To determine whether a filtration system is required, perform a visual inspection of the water. Flush a line with turbulence to assure that a representative water sample is collected and observe the turbidity. Let the water settle for five minutes and inspect for particulate that has dropped out.
If chip scale and particulate are found in circulation, install some type of filtration device such as a “Y” strainer, a cartridge filter, and automatic backwashing side stream sand filter, or a chemical pot feeder packed with cheesecloth that can be replaced periodically. Backwashing sand filters (sized at 1% to 3% of system circulation rate) are often a good choice because they are simple, inexpensive, and effective.
Lines carrying water to and from the filtration system should be sized for high flow rates to make sure the particulate matter is carried into the filtration system.
Filtration is often necessary when chemical treatment is started in a system which has not previously been chemically treated. The treatment often dislodges old deposits which then migrate to heat exchangers and valves unless removed by filtration.
Before installing a sophisticated filtration system, make sure strainer baskets are emptied regularly.

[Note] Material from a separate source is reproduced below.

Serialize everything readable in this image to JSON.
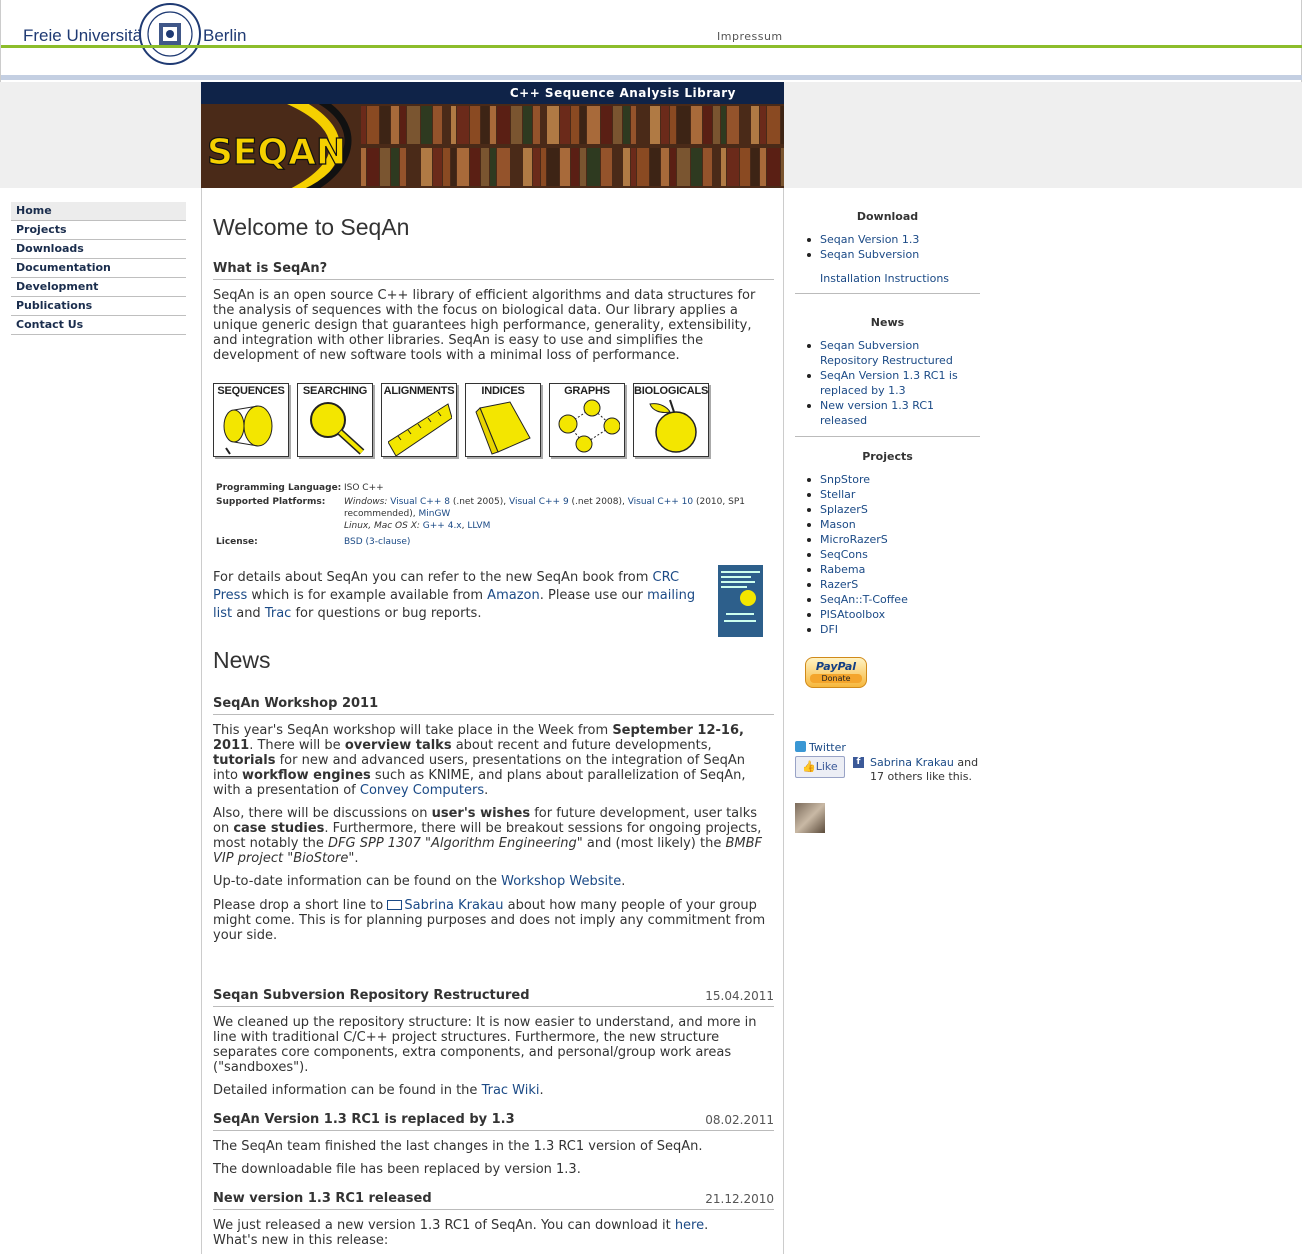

Also make sure the baskets have not been permanently removed – a common practice when they fill up quickly and too much work is required to keep them clean.
Before installing filters or strainers in systems containing glycol, consult the glycol vendor for proper type.
If the make-up water hardness is greater than 300 ppm as calcium carbonate, the water should be softened or a treatment should be used that contains a polymeric dispersant material which forms a soft sludge instead of allowing the formation of hard scales.
Make-up water iron should be less than 1.0 ppm. Manganese should be less than 0.5 00 ppm (0.05 ppm if the system has significant leakage). If not, an iron/ manganese removal system or a new water source should be used.
Water treatment control addresses four problem areas: corrosion, scale, deposition, and bacteria. For control, a nitrite or molybdate based program is typically used in conjunction with testing and monitoring.
The corrosion control program most commonly used is 600 to 1220 ppm sodium nitrite or 100 to 300 ppm molybdate, at a pH of 9.5 to 10.5. Include a copper corrosion inhibitor such as Tolytriazol (TTA) or Benzotriazole (BZT) since uncontrolled copper corrosion can lead to corrosion of steel.
Note – The addition of glycol, especially automotive antifreeze, does not assure corrosion protection. Refer to the manufacturer’s literature for specific requirements, including concentrations and materials of construction.
Control of bacteria is important because bacteria can break down the nitrites. The level of bacteria should be kept at less than 10,000 CFUs (colony forming units) per ml of water. Follow your supplier’s instructions for bacterial control.
Operate your chemical treatment program within the guidelines set by your water treatment supplier. Monitor results monthly, switching to weekly if problem resolution is necessary.
Valves should not be oversized. Set the control system operating parameters so that hunting does not occur, even at light load conditions such as Fall, Spring, and morning operation. Valves which cycle often or continuously require a preventive maintenance program to replace worn parts.